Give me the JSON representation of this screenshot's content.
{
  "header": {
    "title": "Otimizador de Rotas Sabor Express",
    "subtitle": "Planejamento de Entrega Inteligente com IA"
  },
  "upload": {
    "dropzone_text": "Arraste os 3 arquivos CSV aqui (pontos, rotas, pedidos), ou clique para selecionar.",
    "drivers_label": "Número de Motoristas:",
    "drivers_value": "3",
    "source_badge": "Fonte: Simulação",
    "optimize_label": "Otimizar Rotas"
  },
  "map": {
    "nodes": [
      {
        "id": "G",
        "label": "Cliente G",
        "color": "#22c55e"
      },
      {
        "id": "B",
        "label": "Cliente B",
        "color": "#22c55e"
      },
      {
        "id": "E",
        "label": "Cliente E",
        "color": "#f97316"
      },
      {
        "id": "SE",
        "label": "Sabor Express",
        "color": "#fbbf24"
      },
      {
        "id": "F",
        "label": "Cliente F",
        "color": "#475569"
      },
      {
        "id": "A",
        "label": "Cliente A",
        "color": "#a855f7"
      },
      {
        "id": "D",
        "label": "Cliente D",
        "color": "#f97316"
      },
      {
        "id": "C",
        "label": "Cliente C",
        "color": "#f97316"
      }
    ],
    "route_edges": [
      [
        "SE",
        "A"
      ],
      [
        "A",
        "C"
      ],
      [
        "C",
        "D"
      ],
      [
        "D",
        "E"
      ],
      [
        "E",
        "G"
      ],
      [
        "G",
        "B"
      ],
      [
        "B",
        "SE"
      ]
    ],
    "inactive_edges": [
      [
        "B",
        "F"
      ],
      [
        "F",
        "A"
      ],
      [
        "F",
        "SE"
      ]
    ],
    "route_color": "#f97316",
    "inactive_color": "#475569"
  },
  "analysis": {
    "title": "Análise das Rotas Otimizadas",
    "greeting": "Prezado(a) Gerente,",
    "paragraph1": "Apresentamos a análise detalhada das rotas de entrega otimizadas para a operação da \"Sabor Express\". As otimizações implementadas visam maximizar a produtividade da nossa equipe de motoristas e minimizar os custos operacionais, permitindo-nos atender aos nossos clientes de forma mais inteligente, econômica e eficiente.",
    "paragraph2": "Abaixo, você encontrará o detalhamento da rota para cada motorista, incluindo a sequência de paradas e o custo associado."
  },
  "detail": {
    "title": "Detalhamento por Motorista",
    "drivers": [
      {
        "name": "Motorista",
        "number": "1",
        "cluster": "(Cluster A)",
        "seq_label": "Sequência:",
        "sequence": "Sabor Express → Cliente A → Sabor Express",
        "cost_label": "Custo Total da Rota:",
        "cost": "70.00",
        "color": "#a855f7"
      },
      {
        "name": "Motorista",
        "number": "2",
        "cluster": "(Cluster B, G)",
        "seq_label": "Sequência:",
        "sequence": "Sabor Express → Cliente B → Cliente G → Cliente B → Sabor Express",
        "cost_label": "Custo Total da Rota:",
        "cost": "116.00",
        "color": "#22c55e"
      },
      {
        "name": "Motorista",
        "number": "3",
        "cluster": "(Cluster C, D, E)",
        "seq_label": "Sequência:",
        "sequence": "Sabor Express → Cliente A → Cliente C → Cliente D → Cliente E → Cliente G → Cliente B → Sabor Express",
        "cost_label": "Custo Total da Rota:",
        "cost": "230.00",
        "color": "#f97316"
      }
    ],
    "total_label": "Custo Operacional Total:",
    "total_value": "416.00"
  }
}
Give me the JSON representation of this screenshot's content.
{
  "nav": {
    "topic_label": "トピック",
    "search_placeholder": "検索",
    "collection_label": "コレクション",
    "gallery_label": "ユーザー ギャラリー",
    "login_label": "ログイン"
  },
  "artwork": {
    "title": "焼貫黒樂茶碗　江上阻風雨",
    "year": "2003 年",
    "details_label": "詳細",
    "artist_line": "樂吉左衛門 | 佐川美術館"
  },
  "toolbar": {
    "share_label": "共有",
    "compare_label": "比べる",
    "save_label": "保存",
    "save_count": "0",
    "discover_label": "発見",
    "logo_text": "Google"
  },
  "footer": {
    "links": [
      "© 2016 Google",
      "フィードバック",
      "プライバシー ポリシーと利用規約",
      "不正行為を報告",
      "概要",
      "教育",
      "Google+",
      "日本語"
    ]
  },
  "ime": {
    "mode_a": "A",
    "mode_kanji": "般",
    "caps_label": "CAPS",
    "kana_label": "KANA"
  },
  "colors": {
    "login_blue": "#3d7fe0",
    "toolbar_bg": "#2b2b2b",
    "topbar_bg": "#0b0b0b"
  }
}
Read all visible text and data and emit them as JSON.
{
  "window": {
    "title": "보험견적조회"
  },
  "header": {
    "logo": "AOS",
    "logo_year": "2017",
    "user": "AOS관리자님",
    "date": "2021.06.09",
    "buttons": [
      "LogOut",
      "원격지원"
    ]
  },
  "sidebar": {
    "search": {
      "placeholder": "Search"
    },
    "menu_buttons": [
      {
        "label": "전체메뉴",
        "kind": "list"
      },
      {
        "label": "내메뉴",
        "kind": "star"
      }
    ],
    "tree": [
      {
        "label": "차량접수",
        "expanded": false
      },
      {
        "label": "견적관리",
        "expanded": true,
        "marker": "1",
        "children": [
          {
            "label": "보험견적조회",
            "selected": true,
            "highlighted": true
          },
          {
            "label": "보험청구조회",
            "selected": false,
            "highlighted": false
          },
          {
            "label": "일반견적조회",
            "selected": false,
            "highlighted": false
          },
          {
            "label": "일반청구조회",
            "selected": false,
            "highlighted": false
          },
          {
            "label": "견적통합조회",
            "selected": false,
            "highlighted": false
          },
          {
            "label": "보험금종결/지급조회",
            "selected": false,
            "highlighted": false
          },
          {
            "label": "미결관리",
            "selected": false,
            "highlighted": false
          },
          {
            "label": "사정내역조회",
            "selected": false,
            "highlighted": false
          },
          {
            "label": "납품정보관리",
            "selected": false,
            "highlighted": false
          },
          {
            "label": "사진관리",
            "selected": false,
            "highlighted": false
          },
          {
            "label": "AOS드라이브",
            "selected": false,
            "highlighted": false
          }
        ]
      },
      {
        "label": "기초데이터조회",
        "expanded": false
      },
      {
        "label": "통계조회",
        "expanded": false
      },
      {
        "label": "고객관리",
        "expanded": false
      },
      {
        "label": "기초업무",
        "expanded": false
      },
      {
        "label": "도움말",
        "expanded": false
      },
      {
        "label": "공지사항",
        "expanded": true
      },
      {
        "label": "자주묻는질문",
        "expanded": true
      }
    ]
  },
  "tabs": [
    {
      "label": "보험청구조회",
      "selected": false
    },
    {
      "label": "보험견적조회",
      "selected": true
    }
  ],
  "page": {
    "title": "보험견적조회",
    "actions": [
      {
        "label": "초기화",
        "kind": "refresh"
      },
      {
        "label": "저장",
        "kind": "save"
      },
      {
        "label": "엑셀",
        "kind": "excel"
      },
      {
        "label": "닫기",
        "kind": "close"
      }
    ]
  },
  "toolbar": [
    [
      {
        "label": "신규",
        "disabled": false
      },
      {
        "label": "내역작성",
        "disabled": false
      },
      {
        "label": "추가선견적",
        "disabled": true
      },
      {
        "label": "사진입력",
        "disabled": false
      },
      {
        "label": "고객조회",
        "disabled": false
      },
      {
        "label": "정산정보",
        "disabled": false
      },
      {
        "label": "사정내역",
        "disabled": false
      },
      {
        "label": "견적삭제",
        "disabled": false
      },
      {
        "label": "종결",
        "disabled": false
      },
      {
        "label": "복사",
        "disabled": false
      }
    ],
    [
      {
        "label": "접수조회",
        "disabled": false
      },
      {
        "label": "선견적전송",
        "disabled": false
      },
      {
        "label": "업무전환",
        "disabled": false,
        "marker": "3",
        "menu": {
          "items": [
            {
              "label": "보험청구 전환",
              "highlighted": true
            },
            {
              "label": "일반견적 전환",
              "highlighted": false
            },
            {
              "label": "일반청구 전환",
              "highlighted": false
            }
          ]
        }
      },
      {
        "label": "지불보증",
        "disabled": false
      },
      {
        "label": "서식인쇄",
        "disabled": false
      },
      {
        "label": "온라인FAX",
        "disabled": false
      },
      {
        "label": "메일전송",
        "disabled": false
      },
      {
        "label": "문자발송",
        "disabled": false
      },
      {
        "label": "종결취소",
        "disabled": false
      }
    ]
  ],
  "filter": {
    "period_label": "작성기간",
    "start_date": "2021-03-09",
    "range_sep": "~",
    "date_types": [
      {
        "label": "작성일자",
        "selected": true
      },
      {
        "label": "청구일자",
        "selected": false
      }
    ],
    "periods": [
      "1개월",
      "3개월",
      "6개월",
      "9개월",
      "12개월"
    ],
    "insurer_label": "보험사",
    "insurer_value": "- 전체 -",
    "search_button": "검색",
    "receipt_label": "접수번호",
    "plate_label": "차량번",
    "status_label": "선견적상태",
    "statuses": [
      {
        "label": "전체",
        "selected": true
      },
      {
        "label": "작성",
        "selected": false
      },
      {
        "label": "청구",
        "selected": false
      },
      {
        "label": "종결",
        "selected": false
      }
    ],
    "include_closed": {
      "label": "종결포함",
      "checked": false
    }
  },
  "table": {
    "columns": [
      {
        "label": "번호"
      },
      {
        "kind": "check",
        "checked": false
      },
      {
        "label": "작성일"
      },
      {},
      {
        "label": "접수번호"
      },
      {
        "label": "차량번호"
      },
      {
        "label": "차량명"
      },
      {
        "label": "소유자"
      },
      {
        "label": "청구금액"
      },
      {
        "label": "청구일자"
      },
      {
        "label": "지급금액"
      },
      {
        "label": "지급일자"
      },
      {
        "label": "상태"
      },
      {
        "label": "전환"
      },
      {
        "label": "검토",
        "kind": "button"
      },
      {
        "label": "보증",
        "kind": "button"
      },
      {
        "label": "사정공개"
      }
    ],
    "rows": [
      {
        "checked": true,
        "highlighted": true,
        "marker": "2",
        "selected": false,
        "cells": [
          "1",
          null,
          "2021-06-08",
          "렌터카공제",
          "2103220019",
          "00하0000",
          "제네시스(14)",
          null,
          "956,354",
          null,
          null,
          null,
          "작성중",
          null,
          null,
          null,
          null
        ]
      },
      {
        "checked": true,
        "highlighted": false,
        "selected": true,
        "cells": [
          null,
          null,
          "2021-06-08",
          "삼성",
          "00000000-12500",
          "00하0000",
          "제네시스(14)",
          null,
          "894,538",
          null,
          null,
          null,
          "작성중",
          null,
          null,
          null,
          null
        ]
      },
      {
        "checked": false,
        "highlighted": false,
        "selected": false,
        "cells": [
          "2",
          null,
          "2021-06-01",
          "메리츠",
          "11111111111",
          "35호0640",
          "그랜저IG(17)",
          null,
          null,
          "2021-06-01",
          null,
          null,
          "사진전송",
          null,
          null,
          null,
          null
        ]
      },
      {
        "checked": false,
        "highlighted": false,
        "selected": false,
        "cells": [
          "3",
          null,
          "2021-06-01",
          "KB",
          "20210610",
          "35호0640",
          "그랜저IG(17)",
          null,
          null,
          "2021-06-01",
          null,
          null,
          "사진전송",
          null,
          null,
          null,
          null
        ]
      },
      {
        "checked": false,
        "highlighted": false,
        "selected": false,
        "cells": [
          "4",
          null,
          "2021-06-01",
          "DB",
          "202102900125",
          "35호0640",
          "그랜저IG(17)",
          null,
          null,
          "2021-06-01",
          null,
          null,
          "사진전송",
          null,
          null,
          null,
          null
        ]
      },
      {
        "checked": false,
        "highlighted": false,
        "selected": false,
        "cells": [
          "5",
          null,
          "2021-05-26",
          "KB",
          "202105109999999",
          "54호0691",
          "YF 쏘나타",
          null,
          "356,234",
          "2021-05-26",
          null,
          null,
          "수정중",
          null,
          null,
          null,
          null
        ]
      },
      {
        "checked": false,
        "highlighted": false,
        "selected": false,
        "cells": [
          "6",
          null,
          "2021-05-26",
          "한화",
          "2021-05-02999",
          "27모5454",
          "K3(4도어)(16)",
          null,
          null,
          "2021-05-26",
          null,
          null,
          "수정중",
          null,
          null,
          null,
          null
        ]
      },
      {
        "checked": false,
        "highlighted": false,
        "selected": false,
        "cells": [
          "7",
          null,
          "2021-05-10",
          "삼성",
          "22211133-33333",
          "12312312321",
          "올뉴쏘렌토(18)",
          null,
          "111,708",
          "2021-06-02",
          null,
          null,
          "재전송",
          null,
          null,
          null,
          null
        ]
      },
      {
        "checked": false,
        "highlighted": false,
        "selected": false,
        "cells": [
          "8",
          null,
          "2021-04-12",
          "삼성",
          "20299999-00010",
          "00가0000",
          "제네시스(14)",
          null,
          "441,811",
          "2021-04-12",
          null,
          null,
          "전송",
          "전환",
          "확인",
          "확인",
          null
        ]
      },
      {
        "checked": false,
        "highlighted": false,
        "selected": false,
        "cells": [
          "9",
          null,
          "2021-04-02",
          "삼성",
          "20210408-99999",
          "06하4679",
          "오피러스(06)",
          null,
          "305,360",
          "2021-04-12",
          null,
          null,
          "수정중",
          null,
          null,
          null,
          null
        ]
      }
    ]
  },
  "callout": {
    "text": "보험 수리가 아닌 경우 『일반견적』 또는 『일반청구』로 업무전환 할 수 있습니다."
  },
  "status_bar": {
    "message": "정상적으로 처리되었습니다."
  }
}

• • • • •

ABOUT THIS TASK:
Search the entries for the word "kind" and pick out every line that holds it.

SOLUTION FOR THIS TASK:
        "kind": "list"
        "kind": "star"
        "kind": "refresh"
        "kind": "save"
        "kind": "excel"
        "kind": "close"
        "kind": "check",
        "kind": "button"
        "kind": "button"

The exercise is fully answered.